Finally I think then it is worth asking the question, are such ideals like perfection a good thing? If it is a goal we can never reach does it prevent us from being content and happy in life? The answer is maybe. I think if you accept that perfection is some point on the horizon that you can move towards but never reach (or at least not reach easily or quickly) then you might instead to learn to appreciate the journey you take to get there. If on the other hand you believe the perfect state is actually reachable in a tangible way and you don’t get there, then this can leave one frustrated, disappointed and unhappy.
While I ponder about perfection frequently, the most recent inspiration was looking at my son. He seems perfect. He has no mistakes or flaws.
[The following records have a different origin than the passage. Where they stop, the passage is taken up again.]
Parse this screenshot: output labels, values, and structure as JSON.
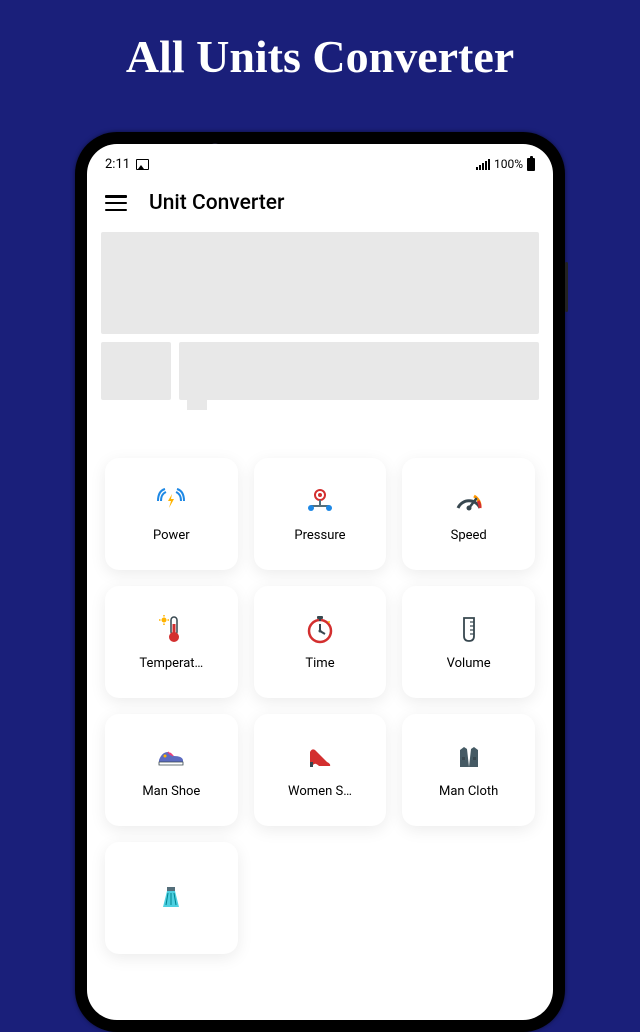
{
  "promo": {
    "title": "All Units Converter"
  },
  "status": {
    "time": "2:11",
    "battery": "100%"
  },
  "appbar": {
    "title": "Unit Converter"
  },
  "tiles": [
    {
      "label": "Power"
    },
    {
      "label": "Pressure"
    },
    {
      "label": "Speed"
    },
    {
      "label": "Temperat…"
    },
    {
      "label": "Time"
    },
    {
      "label": "Volume"
    },
    {
      "label": "Man Shoe"
    },
    {
      "label": "Women S…"
    },
    {
      "label": "Man Cloth"
    }
  ]
}
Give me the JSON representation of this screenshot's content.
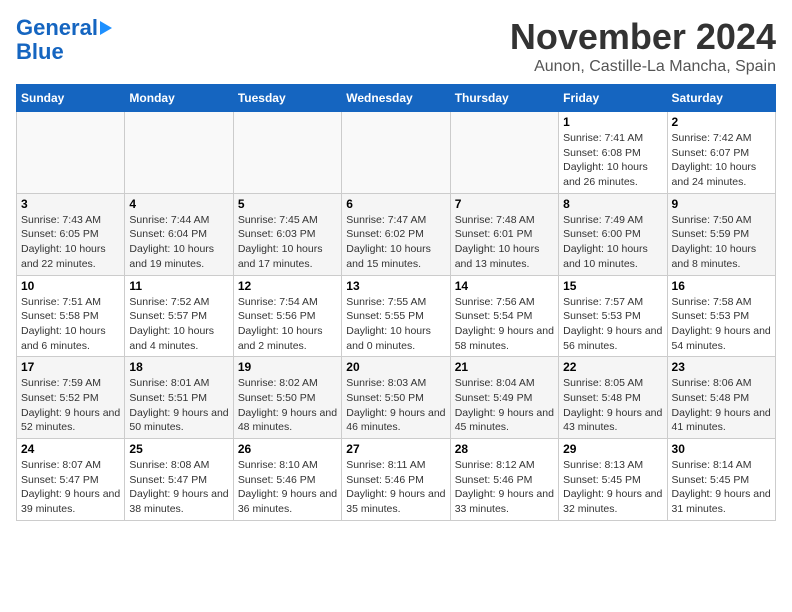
{
  "header": {
    "logo_line1": "General",
    "logo_line2": "Blue",
    "title": "November 2024",
    "subtitle": "Aunon, Castille-La Mancha, Spain"
  },
  "calendar": {
    "days_of_week": [
      "Sunday",
      "Monday",
      "Tuesday",
      "Wednesday",
      "Thursday",
      "Friday",
      "Saturday"
    ],
    "weeks": [
      [
        {
          "day": "",
          "info": ""
        },
        {
          "day": "",
          "info": ""
        },
        {
          "day": "",
          "info": ""
        },
        {
          "day": "",
          "info": ""
        },
        {
          "day": "",
          "info": ""
        },
        {
          "day": "1",
          "info": "Sunrise: 7:41 AM\nSunset: 6:08 PM\nDaylight: 10 hours and 26 minutes."
        },
        {
          "day": "2",
          "info": "Sunrise: 7:42 AM\nSunset: 6:07 PM\nDaylight: 10 hours and 24 minutes."
        }
      ],
      [
        {
          "day": "3",
          "info": "Sunrise: 7:43 AM\nSunset: 6:05 PM\nDaylight: 10 hours and 22 minutes."
        },
        {
          "day": "4",
          "info": "Sunrise: 7:44 AM\nSunset: 6:04 PM\nDaylight: 10 hours and 19 minutes."
        },
        {
          "day": "5",
          "info": "Sunrise: 7:45 AM\nSunset: 6:03 PM\nDaylight: 10 hours and 17 minutes."
        },
        {
          "day": "6",
          "info": "Sunrise: 7:47 AM\nSunset: 6:02 PM\nDaylight: 10 hours and 15 minutes."
        },
        {
          "day": "7",
          "info": "Sunrise: 7:48 AM\nSunset: 6:01 PM\nDaylight: 10 hours and 13 minutes."
        },
        {
          "day": "8",
          "info": "Sunrise: 7:49 AM\nSunset: 6:00 PM\nDaylight: 10 hours and 10 minutes."
        },
        {
          "day": "9",
          "info": "Sunrise: 7:50 AM\nSunset: 5:59 PM\nDaylight: 10 hours and 8 minutes."
        }
      ],
      [
        {
          "day": "10",
          "info": "Sunrise: 7:51 AM\nSunset: 5:58 PM\nDaylight: 10 hours and 6 minutes."
        },
        {
          "day": "11",
          "info": "Sunrise: 7:52 AM\nSunset: 5:57 PM\nDaylight: 10 hours and 4 minutes."
        },
        {
          "day": "12",
          "info": "Sunrise: 7:54 AM\nSunset: 5:56 PM\nDaylight: 10 hours and 2 minutes."
        },
        {
          "day": "13",
          "info": "Sunrise: 7:55 AM\nSunset: 5:55 PM\nDaylight: 10 hours and 0 minutes."
        },
        {
          "day": "14",
          "info": "Sunrise: 7:56 AM\nSunset: 5:54 PM\nDaylight: 9 hours and 58 minutes."
        },
        {
          "day": "15",
          "info": "Sunrise: 7:57 AM\nSunset: 5:53 PM\nDaylight: 9 hours and 56 minutes."
        },
        {
          "day": "16",
          "info": "Sunrise: 7:58 AM\nSunset: 5:53 PM\nDaylight: 9 hours and 54 minutes."
        }
      ],
      [
        {
          "day": "17",
          "info": "Sunrise: 7:59 AM\nSunset: 5:52 PM\nDaylight: 9 hours and 52 minutes."
        },
        {
          "day": "18",
          "info": "Sunrise: 8:01 AM\nSunset: 5:51 PM\nDaylight: 9 hours and 50 minutes."
        },
        {
          "day": "19",
          "info": "Sunrise: 8:02 AM\nSunset: 5:50 PM\nDaylight: 9 hours and 48 minutes."
        },
        {
          "day": "20",
          "info": "Sunrise: 8:03 AM\nSunset: 5:50 PM\nDaylight: 9 hours and 46 minutes."
        },
        {
          "day": "21",
          "info": "Sunrise: 8:04 AM\nSunset: 5:49 PM\nDaylight: 9 hours and 45 minutes."
        },
        {
          "day": "22",
          "info": "Sunrise: 8:05 AM\nSunset: 5:48 PM\nDaylight: 9 hours and 43 minutes."
        },
        {
          "day": "23",
          "info": "Sunrise: 8:06 AM\nSunset: 5:48 PM\nDaylight: 9 hours and 41 minutes."
        }
      ],
      [
        {
          "day": "24",
          "info": "Sunrise: 8:07 AM\nSunset: 5:47 PM\nDaylight: 9 hours and 39 minutes."
        },
        {
          "day": "25",
          "info": "Sunrise: 8:08 AM\nSunset: 5:47 PM\nDaylight: 9 hours and 38 minutes."
        },
        {
          "day": "26",
          "info": "Sunrise: 8:10 AM\nSunset: 5:46 PM\nDaylight: 9 hours and 36 minutes."
        },
        {
          "day": "27",
          "info": "Sunrise: 8:11 AM\nSunset: 5:46 PM\nDaylight: 9 hours and 35 minutes."
        },
        {
          "day": "28",
          "info": "Sunrise: 8:12 AM\nSunset: 5:46 PM\nDaylight: 9 hours and 33 minutes."
        },
        {
          "day": "29",
          "info": "Sunrise: 8:13 AM\nSunset: 5:45 PM\nDaylight: 9 hours and 32 minutes."
        },
        {
          "day": "30",
          "info": "Sunrise: 8:14 AM\nSunset: 5:45 PM\nDaylight: 9 hours and 31 minutes."
        }
      ]
    ]
  }
}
He will make mistakes and he will have flaws however. Thus I began to wonder if maybe, even as a concept, perfection doesn’t exist. It’s just something we believe in but have no evidence of. Because he is who he is, and while we will try to nurture him positively into the world, everything about his life will be different than mine and who he ends up as will be who he is supposed to be. He is supposed to make mistakes and have flaws. Thus he is in accordance with his nature. As we all are. Our nature is to change, to grow, and be imperfect. In the end perhaps we are all according to our nature, and maybe that is what perfection really is. The good news is, nobody is saying you have to like it.
I think it is very important, however, that we have these lofty concepts, and that we continue to dream of better ways to live life, because it could be that in our imaginings we do end up moving towards some better future. I think as long as we remain humble about our dreams of perfection and be willing to modify and change our ideals when life presents us with new information then the concept of perfection can have meaningful purpose.